(Beginning of PROVIDED RECORDS)
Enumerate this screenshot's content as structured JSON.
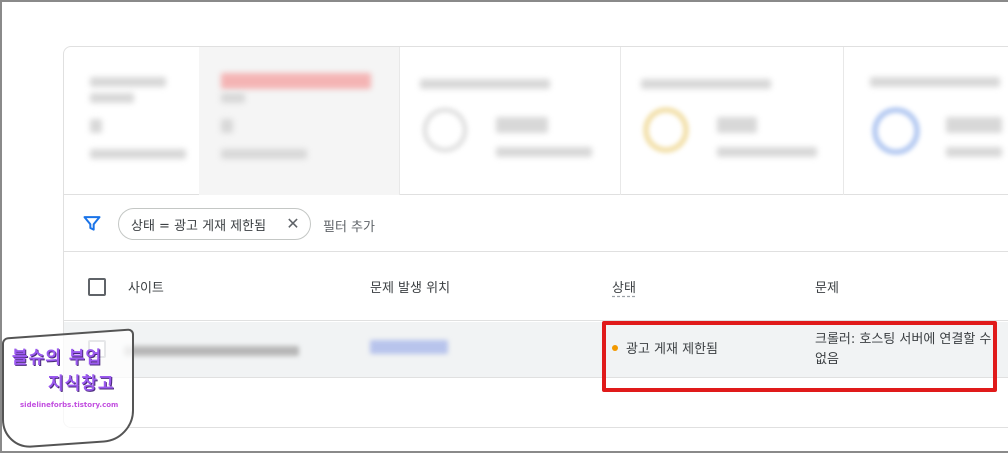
{
  "filter": {
    "chip_label": "상태 = 광고 게재 제한됨",
    "add_filter_label": "필터 추가",
    "filter_icon": "funnel-icon",
    "close_icon": "close-icon"
  },
  "table": {
    "columns": [
      "사이트",
      "문제 발생 위치",
      "상태",
      "문제"
    ],
    "rows": [
      {
        "status": "광고 게재 제한됨",
        "issue": "크롤러: 호스팅 서버에 연결할 수 없음"
      }
    ]
  },
  "watermark": {
    "line1": "블슈의 부업",
    "line2": "지식창고",
    "url": "sidelineforbs.tistory.com"
  },
  "colors": {
    "status_dot": "#f29900",
    "highlight": "#e01a1a",
    "filter_icon": "#1a73e8"
  }
}
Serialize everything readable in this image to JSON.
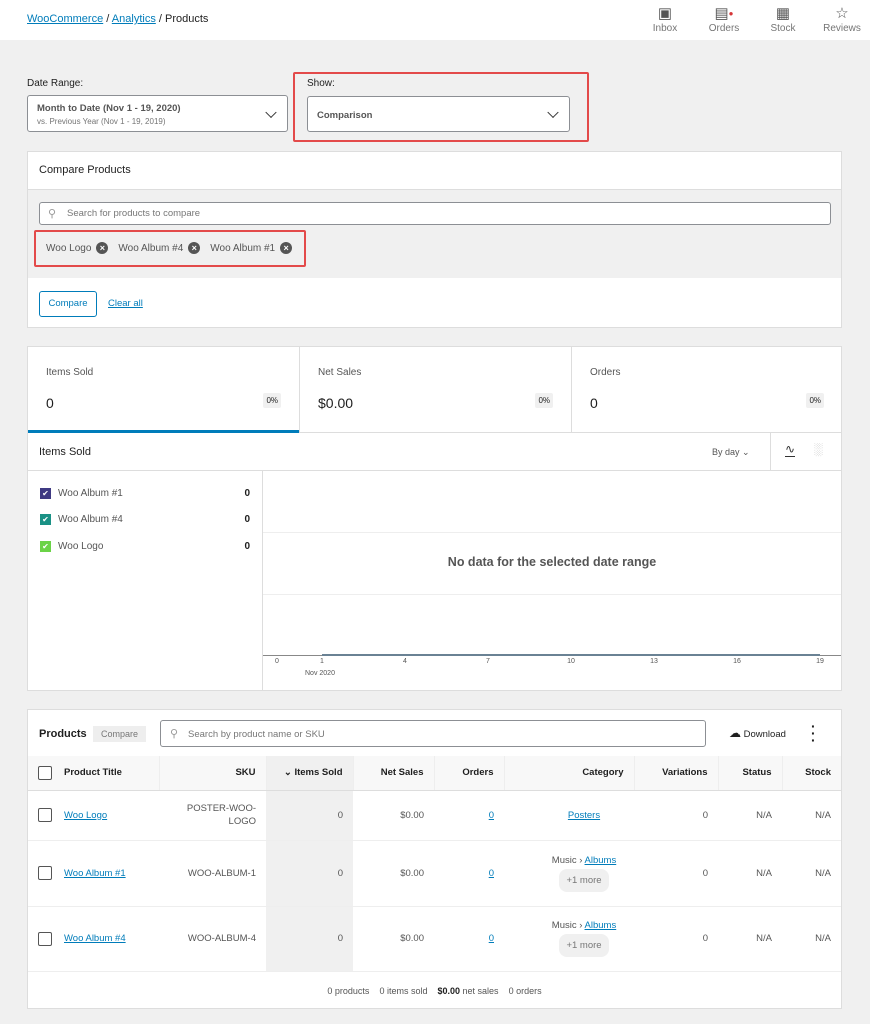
{
  "breadcrumb": {
    "root": "WooCommerce",
    "section": "Analytics",
    "current": "Products",
    "sep": "/"
  },
  "toolbar": [
    {
      "label": "Inbox",
      "icon": "inbox-icon"
    },
    {
      "label": "Orders",
      "icon": "orders-icon"
    },
    {
      "label": "Stock",
      "icon": "stock-icon"
    },
    {
      "label": "Reviews",
      "icon": "star-icon"
    }
  ],
  "filters": {
    "date_label": "Date Range:",
    "date_main": "Month to Date (Nov 1 - 19, 2020)",
    "date_compare": "vs. Previous Year (Nov 1 - 19, 2019)",
    "show_label": "Show:",
    "show_value": "Comparison"
  },
  "compare": {
    "title": "Compare Products",
    "search_placeholder": "Search for products to compare",
    "chips": [
      "Woo Logo",
      "Woo Album #4",
      "Woo Album #1"
    ],
    "compare_button": "Compare",
    "clear_all": "Clear all"
  },
  "summary": [
    {
      "title": "Items Sold",
      "value": "0",
      "delta": "0%"
    },
    {
      "title": "Net Sales",
      "value": "$0.00",
      "delta": "0%"
    },
    {
      "title": "Orders",
      "value": "0",
      "delta": "0%"
    }
  ],
  "chart": {
    "title": "Items Sold",
    "interval": "By day",
    "empty": "No data for the selected date range",
    "legend": [
      {
        "label": "Woo Album #1",
        "value": "0",
        "color": "#3f3a83"
      },
      {
        "label": "Woo Album #4",
        "value": "0",
        "color": "#1a9185"
      },
      {
        "label": "Woo Logo",
        "value": "0",
        "color": "#6bd347"
      }
    ],
    "ticks": [
      "0",
      "1",
      "4",
      "7",
      "10",
      "13",
      "16",
      "19"
    ],
    "month": "Nov 2020"
  },
  "table": {
    "title": "Products",
    "compare_label": "Compare",
    "search_placeholder": "Search by product name or SKU",
    "download": "Download",
    "columns": [
      "Product Title",
      "SKU",
      "Items Sold",
      "Net Sales",
      "Orders",
      "Category",
      "Variations",
      "Status",
      "Stock"
    ],
    "rows": [
      {
        "title": "Woo Logo",
        "sku": "POSTER-WOO-LOGO",
        "items": "0",
        "net": "$0.00",
        "orders": "0",
        "cat_parent": "",
        "cat": "Posters",
        "more": "",
        "variations": "0",
        "status": "N/A",
        "stock": "N/A"
      },
      {
        "title": "Woo Album #1",
        "sku": "WOO-ALBUM-1",
        "items": "0",
        "net": "$0.00",
        "orders": "0",
        "cat_parent": "Music ›",
        "cat": "Albums",
        "more": "+1 more",
        "variations": "0",
        "status": "N/A",
        "stock": "N/A"
      },
      {
        "title": "Woo Album #4",
        "sku": "WOO-ALBUM-4",
        "items": "0",
        "net": "$0.00",
        "orders": "0",
        "cat_parent": "Music ›",
        "cat": "Albums",
        "more": "+1 more",
        "variations": "0",
        "status": "N/A",
        "stock": "N/A"
      }
    ],
    "footer": {
      "products": "0 products",
      "items": "0 items sold",
      "net_value": "$0.00",
      "net_label": " net sales",
      "orders": "0 orders"
    }
  }
}
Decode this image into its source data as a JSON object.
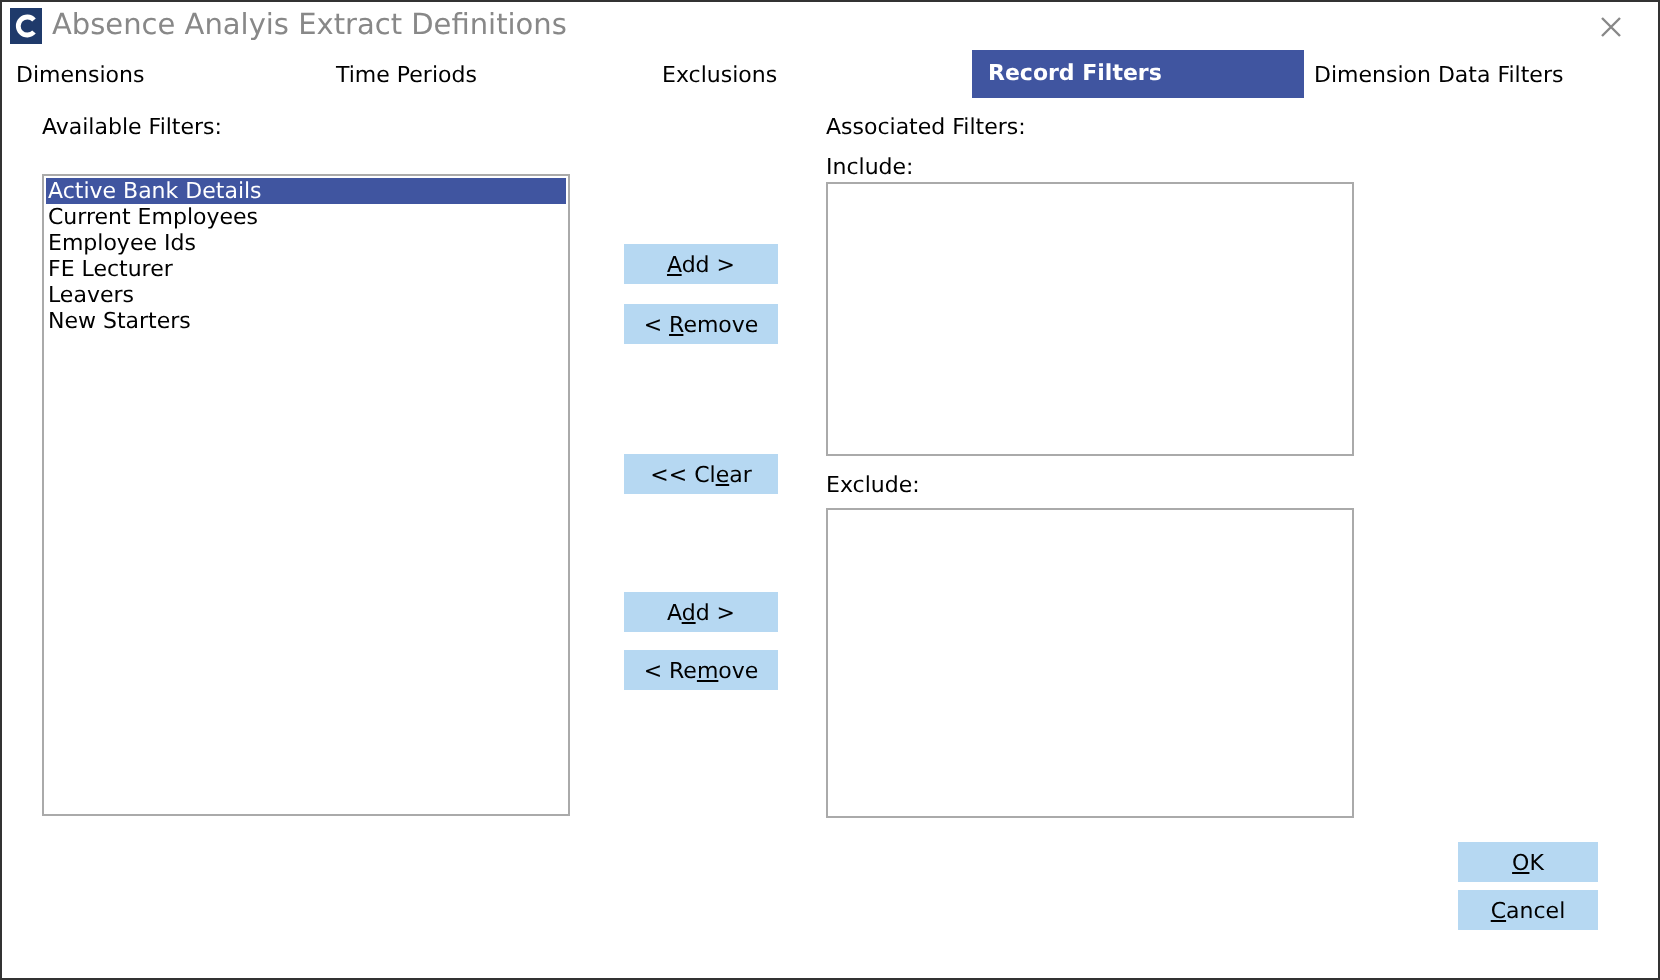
{
  "window": {
    "title": "Absence Analyis Extract Definitions"
  },
  "tabs": [
    {
      "label": "Dimensions",
      "selected": false
    },
    {
      "label": "Time Periods",
      "selected": false
    },
    {
      "label": "Exclusions",
      "selected": false
    },
    {
      "label": "Record Filters",
      "selected": true
    },
    {
      "label": "Dimension Data Filters",
      "selected": false
    }
  ],
  "available": {
    "label": "Available Filters:",
    "items": [
      {
        "label": "Active Bank Details",
        "selected": true
      },
      {
        "label": "Current Employees",
        "selected": false
      },
      {
        "label": "Employee Ids",
        "selected": false
      },
      {
        "label": "FE Lecturer",
        "selected": false
      },
      {
        "label": "Leavers",
        "selected": false
      },
      {
        "label": "New Starters",
        "selected": false
      }
    ]
  },
  "include_buttons": [
    {
      "key": "A",
      "post": "dd >"
    },
    {
      "pre": "< ",
      "key": "R",
      "post": "emove"
    }
  ],
  "clear_button": {
    "pre": "<< Cl",
    "key": "e",
    "post": "ar"
  },
  "exclude_buttons": [
    {
      "pre": "A",
      "key": "d",
      "post": "d >"
    },
    {
      "pre": "< Re",
      "key": "m",
      "post": "ove"
    }
  ],
  "associated": {
    "label": "Associated Filters:",
    "include_label": "Include:",
    "exclude_label": "Exclude:"
  },
  "footer_buttons": [
    {
      "key": "O",
      "post": "K"
    },
    {
      "key": "C",
      "post": "ancel"
    }
  ]
}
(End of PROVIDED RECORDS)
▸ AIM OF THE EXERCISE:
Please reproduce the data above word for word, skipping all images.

▸ EXPECTED ANSWER:
Enumerate this screenshot's content as structured JSON.
{
  "filter": {
    "chip_label": "상태 = 광고 게재 제한됨",
    "add_filter_label": "필터 추가",
    "filter_icon": "funnel-icon",
    "close_icon": "close-icon"
  },
  "table": {
    "columns": [
      "사이트",
      "문제 발생 위치",
      "상태",
      "문제"
    ],
    "rows": [
      {
        "status": "광고 게재 제한됨",
        "issue": "크롤러: 호스팅 서버에 연결할 수 없음"
      }
    ]
  },
  "watermark": {
    "line1": "블슈의 부업",
    "line2": "지식창고",
    "url": "sidelineforbs.tistory.com"
  },
  "colors": {
    "status_dot": "#f29900",
    "highlight": "#e01a1a",
    "filter_icon": "#1a73e8"
  }
}
Serialize everything readable in this image to JSON.
{
  "breadcrumb": {
    "root": "WooCommerce",
    "section": "Analytics",
    "current": "Products",
    "sep": "/"
  },
  "toolbar": [
    {
      "label": "Inbox",
      "icon": "inbox-icon"
    },
    {
      "label": "Orders",
      "icon": "orders-icon"
    },
    {
      "label": "Stock",
      "icon": "stock-icon"
    },
    {
      "label": "Reviews",
      "icon": "star-icon"
    }
  ],
  "filters": {
    "date_label": "Date Range:",
    "date_main": "Month to Date (Nov 1 - 19, 2020)",
    "date_compare": "vs. Previous Year (Nov 1 - 19, 2019)",
    "show_label": "Show:",
    "show_value": "Comparison"
  },
  "compare": {
    "title": "Compare Products",
    "search_placeholder": "Search for products to compare",
    "chips": [
      "Woo Logo",
      "Woo Album #4",
      "Woo Album #1"
    ],
    "compare_button": "Compare",
    "clear_all": "Clear all"
  },
  "summary": [
    {
      "title": "Items Sold",
      "value": "0",
      "delta": "0%"
    },
    {
      "title": "Net Sales",
      "value": "$0.00",
      "delta": "0%"
    },
    {
      "title": "Orders",
      "value": "0",
      "delta": "0%"
    }
  ],
  "chart": {
    "title": "Items Sold",
    "interval": "By day",
    "empty": "No data for the selected date range",
    "legend": [
      {
        "label": "Woo Album #1",
        "value": "0",
        "color": "#3f3a83"
      },
      {
        "label": "Woo Album #4",
        "value": "0",
        "color": "#1a9185"
      },
      {
        "label": "Woo Logo",
        "value": "0",
        "color": "#6bd347"
      }
    ],
    "ticks": [
      "0",
      "1",
      "4",
      "7",
      "10",
      "13",
      "16",
      "19"
    ],
    "month": "Nov 2020"
  },
  "table": {
    "title": "Products",
    "compare_label": "Compare",
    "search_placeholder": "Search by product name or SKU",
    "download": "Download",
    "columns": [
      "Product Title",
      "SKU",
      "Items Sold",
      "Net Sales",
      "Orders",
      "Category",
      "Variations",
      "Status",
      "Stock"
    ],
    "rows": [
      {
        "title": "Woo Logo",
        "sku": "POSTER-WOO-LOGO",
        "items": "0",
        "net": "$0.00",
        "orders": "0",
        "cat_parent": "",
        "cat": "Posters",
        "more": "",
        "variations": "0",
        "status": "N/A",
        "stock": "N/A"
      },
      {
        "title": "Woo Album #1",
        "sku": "WOO-ALBUM-1",
        "items": "0",
        "net": "$0.00",
        "orders": "0",
        "cat_parent": "Music ›",
        "cat": "Albums",
        "more": "+1 more",
        "variations": "0",
        "status": "N/A",
        "stock": "N/A"
      },
      {
        "title": "Woo Album #4",
        "sku": "WOO-ALBUM-4",
        "items": "0",
        "net": "$0.00",
        "orders": "0",
        "cat_parent": "Music ›",
        "cat": "Albums",
        "more": "+1 more",
        "variations": "0",
        "status": "N/A",
        "stock": "N/A"
      }
    ],
    "footer": {
      "products": "0 products",
      "items": "0 items sold",
      "net_value": "$0.00",
      "net_label": " net sales",
      "orders": "0 orders"
    }
  }
}
Decode this image into its source data as a JSON object.
{
  "window": {
    "title": "Absence Analyis Extract Definitions"
  },
  "tabs": [
    {
      "label": "Dimensions",
      "selected": false
    },
    {
      "label": "Time Periods",
      "selected": false
    },
    {
      "label": "Exclusions",
      "selected": false
    },
    {
      "label": "Record Filters",
      "selected": true
    },
    {
      "label": "Dimension Data Filters",
      "selected": false
    }
  ],
  "available": {
    "label": "Available Filters:",
    "items": [
      {
        "label": "Active Bank Details",
        "selected": true
      },
      {
        "label": "Current Employees",
        "selected": false
      },
      {
        "label": "Employee Ids",
        "selected": false
      },
      {
        "label": "FE Lecturer",
        "selected": false
      },
      {
        "label": "Leavers",
        "selected": false
      },
      {
        "label": "New Starters",
        "selected": false
      }
    ]
  },
  "include_buttons": [
    {
      "key": "A",
      "post": "dd >"
    },
    {
      "pre": "< ",
      "key": "R",
      "post": "emove"
    }
  ],
  "clear_button": {
    "pre": "<< Cl",
    "key": "e",
    "post": "ar"
  },
  "exclude_buttons": [
    {
      "pre": "A",
      "key": "d",
      "post": "d >"
    },
    {
      "pre": "< Re",
      "key": "m",
      "post": "ove"
    }
  ],
  "associated": {
    "label": "Associated Filters:",
    "include_label": "Include:",
    "exclude_label": "Exclude:"
  },
  "footer_buttons": [
    {
      "key": "O",
      "post": "K"
    },
    {
      "key": "C",
      "post": "ancel"
    }
  ]
}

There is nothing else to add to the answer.